## Exercise aim
I need the number of lines in the listing below that contain "this", and only that number.

## Supplied records

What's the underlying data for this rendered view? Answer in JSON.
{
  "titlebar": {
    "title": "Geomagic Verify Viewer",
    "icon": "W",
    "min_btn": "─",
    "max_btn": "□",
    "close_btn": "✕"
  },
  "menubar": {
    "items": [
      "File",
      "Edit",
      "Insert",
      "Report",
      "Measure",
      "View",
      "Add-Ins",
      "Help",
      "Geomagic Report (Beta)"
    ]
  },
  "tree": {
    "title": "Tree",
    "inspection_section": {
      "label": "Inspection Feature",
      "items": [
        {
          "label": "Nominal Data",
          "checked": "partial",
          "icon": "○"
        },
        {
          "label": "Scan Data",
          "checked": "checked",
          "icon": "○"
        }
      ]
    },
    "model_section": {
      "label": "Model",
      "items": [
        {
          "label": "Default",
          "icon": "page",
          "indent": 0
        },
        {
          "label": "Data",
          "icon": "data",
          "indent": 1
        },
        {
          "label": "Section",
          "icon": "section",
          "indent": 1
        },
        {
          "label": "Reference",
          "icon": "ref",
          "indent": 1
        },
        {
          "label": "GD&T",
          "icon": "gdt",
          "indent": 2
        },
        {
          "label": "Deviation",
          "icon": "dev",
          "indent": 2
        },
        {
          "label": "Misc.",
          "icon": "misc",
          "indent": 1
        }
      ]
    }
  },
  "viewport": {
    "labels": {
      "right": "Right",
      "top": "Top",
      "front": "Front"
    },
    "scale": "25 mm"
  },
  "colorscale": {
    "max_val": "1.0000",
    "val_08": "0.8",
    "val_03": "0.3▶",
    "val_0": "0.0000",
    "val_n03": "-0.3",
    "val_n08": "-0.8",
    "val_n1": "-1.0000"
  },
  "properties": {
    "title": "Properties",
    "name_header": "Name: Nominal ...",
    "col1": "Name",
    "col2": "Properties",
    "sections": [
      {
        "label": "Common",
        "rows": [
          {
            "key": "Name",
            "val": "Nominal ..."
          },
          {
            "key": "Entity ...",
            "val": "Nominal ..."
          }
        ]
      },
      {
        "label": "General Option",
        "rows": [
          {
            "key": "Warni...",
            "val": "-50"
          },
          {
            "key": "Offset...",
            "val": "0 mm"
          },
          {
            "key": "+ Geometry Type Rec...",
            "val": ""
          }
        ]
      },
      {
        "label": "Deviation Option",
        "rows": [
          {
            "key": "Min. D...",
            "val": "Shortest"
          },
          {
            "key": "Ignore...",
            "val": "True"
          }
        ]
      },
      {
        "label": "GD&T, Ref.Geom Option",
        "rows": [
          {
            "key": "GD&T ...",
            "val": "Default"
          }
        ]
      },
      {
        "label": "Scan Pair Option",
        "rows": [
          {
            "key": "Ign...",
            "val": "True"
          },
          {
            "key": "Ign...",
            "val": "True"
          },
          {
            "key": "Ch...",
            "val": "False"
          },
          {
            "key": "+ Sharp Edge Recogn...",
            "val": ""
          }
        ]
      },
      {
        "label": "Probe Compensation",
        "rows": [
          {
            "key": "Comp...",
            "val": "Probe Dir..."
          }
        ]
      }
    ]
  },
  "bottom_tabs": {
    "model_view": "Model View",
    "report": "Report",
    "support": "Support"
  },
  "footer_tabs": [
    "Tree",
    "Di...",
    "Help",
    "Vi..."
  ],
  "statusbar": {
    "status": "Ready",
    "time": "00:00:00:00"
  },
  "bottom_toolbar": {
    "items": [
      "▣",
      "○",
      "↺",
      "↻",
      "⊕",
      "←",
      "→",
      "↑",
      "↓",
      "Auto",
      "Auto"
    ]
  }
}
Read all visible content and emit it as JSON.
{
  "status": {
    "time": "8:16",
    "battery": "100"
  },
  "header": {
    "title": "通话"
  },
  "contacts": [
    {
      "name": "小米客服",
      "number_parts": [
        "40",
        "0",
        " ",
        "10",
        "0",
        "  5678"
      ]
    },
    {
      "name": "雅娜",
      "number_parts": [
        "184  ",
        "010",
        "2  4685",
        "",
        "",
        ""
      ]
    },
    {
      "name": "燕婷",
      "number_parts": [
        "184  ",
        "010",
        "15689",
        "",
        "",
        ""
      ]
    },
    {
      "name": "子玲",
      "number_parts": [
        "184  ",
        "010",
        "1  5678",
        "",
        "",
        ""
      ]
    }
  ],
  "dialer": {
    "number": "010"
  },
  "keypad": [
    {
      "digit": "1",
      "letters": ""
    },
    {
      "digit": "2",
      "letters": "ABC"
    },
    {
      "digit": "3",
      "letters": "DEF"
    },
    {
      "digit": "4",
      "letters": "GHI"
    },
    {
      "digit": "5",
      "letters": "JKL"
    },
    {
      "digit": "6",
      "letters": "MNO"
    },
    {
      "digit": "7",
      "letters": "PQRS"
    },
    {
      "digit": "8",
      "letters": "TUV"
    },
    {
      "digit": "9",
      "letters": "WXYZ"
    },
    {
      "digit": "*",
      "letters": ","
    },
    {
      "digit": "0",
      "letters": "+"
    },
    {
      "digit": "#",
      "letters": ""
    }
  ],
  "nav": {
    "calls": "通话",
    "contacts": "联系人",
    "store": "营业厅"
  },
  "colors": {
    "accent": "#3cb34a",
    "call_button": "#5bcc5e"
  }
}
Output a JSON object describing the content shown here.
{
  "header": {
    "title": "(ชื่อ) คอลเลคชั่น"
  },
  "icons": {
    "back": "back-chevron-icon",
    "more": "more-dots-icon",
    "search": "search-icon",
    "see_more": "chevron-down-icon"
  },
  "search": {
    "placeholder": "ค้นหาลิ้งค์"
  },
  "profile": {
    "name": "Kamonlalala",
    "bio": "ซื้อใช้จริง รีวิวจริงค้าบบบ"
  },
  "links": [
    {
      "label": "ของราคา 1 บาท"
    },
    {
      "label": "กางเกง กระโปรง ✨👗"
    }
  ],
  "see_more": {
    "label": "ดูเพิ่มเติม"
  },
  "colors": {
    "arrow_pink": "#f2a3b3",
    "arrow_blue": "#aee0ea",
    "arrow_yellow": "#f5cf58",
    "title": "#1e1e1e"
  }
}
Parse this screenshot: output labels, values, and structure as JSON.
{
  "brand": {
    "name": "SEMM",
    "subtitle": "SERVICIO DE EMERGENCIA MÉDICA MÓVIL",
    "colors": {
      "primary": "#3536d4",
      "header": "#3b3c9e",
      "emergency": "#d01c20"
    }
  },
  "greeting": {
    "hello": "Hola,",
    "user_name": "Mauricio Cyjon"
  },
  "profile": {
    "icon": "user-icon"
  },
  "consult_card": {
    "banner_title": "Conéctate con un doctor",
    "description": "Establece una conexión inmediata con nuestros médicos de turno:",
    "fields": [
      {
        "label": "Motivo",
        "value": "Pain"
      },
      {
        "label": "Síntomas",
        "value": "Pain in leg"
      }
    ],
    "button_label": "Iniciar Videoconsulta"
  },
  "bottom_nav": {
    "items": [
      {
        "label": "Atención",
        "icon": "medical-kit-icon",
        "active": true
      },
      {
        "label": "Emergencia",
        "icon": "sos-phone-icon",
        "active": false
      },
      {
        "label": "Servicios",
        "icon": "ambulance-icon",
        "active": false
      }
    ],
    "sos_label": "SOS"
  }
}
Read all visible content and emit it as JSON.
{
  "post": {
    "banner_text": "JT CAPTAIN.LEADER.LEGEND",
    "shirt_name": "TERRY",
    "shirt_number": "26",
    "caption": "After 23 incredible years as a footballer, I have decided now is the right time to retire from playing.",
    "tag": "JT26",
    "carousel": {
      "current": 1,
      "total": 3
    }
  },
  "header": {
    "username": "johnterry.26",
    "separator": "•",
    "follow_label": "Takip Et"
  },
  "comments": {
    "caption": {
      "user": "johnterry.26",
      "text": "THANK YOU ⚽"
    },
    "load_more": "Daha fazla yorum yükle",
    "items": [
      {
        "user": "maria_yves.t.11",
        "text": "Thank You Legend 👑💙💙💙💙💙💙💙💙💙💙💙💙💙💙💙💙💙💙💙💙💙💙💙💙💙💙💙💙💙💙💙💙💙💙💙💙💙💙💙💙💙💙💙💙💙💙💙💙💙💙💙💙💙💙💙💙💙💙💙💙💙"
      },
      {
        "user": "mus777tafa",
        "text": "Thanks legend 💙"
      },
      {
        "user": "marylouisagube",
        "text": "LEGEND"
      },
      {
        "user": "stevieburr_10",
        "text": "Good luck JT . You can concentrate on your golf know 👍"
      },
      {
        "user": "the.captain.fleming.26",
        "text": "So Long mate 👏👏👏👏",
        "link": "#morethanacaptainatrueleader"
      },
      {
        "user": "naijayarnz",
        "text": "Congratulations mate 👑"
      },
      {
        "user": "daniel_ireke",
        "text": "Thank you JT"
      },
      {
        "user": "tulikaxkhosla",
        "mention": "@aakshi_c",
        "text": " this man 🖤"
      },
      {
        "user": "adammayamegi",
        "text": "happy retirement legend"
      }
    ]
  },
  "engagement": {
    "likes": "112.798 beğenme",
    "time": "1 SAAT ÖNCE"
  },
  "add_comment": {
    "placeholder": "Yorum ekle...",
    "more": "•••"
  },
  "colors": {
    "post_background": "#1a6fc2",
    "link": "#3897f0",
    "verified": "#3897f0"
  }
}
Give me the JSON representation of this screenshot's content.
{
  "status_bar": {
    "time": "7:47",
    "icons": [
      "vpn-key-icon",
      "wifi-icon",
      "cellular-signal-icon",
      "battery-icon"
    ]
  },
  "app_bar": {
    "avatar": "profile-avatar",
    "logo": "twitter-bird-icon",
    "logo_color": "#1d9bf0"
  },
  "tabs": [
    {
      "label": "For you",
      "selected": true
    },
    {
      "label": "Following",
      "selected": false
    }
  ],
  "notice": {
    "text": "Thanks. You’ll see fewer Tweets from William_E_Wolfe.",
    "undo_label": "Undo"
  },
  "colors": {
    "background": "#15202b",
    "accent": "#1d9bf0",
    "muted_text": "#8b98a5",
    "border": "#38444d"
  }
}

## Final answer
4